The non-selling posture's goal is to reinforce the idea that customers love to buy, but they hate to be sold. This soft sell approach will rankle the ranks of traditional sales people who sell with passion, conviction, enthusiasm and unbeknownst to them with a high level of self-interest.

The non-selling posture is about underselling instead of overselling. Instead of trying to sell and influence, you need to position for mutual consent. Do not try to influence the truth, just try to find it.

The non-selling posture is designed to combat the biggest fear customers have; you will tell them what ever they want to hear and you will tell them whatever it takes for you to make the sale. It is also firmly rooted in the idea that all customers are entitled to their own crazy viewpoints.

Mainstream sales people basically say to customers; trust me, do as I say, not as I do. This is the height of hypocrisy. They have the best of intentions to help customers achieve their goals, but the desire to sell supersedes their good intentions.

The non-selling posture is achieved more from the courage of sales people's convictions, than from what they say or do not say. "You can't be trusting unless you are courageous. You can't enter into reality if you're not courageous. Hence courage comes first...and everything else follows," said Osho. No question about it, this strategy takes courage.
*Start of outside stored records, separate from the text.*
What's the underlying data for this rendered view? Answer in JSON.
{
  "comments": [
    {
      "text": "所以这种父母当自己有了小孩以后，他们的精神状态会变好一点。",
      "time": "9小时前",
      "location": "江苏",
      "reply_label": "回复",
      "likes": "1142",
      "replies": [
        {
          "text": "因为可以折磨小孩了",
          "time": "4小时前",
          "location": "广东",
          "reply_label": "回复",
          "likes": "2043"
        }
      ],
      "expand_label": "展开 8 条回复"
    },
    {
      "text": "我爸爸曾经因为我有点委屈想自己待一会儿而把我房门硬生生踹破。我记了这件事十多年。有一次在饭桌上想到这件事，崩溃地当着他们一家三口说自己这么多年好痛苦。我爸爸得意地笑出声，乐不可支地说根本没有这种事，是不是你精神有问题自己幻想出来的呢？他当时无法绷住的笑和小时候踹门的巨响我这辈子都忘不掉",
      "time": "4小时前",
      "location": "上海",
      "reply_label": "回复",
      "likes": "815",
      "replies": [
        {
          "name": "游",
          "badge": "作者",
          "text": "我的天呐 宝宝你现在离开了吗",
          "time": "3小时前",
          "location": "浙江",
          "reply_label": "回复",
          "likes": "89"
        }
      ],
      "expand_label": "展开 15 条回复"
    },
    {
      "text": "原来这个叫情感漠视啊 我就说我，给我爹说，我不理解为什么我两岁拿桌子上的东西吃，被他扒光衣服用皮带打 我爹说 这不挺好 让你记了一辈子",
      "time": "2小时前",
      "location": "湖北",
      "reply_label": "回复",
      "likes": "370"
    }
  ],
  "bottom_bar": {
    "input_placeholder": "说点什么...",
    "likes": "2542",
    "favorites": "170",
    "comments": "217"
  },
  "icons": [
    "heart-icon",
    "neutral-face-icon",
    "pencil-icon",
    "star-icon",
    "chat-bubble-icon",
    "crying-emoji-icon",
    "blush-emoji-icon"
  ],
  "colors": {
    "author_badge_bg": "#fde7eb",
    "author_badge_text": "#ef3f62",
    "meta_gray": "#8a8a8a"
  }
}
In game theory and economic theory, zero-sum describes a situation in which a participant's gain or loss is exactly balanced by losses or gains of the other participants. Orthodox sales people are zero-sum thinkers. They have strong protectionist's instincts. They fear if they give they "will not get." But in sales you have "to give." What you give is not information, anyone can do that. What you give is a piece of yourself; frame of reference, context and perspective, unbiased point of view, sense of proportion and depth of insight. The aforementioned are all accomplished through thought-provoking questions. In order to do that, you need to be a positive-sum thinker. To sell is human, to not sell is divine.

Zero-sum thinkers try to control their environment at the cost and security of the customer controlling their environment. We all know who wins this tug-of-war. Conventional sales people are obsessed with exerting their will and playing primarily to their advantage, instead of letting customers open up and reveal themselves. The non-selling posture is not about doing, it is about letting customers safely unfold their concerns, issues and dirty laundry. It is a process that taps into the customer's intuition, something that most sales people do not have access to.

The more you try to control your customer, the less you trust your own capacity to spontaneously respond to their circumstances authentically and with critical thinking. Sales people who give up control are able to connect with customers because they are more real and authentic. This empowers customers to more easily make decisions, instead of being sold to. Assuming the customer trust us, our ability to reason is what gives sales people value. Usually this is not accomplished because of sales people's self-orientation and zero-sum thinking. The non-selling posture requires you to have a strong enough ego so you can put it aside.

Richard Farrell is President of Tangent Knowledge Systems, a national sales development and training firm based in Chicago. He is the author of the upcoming book Selling has Nothing to do with Selling. He trains and speaks around the world and has authored many articles on his unique non-selling sales posture.

Phone: 773-404-7915
EMail: rfarrell@tangentknowledge.com
Web: http://www.tangentknowledge.com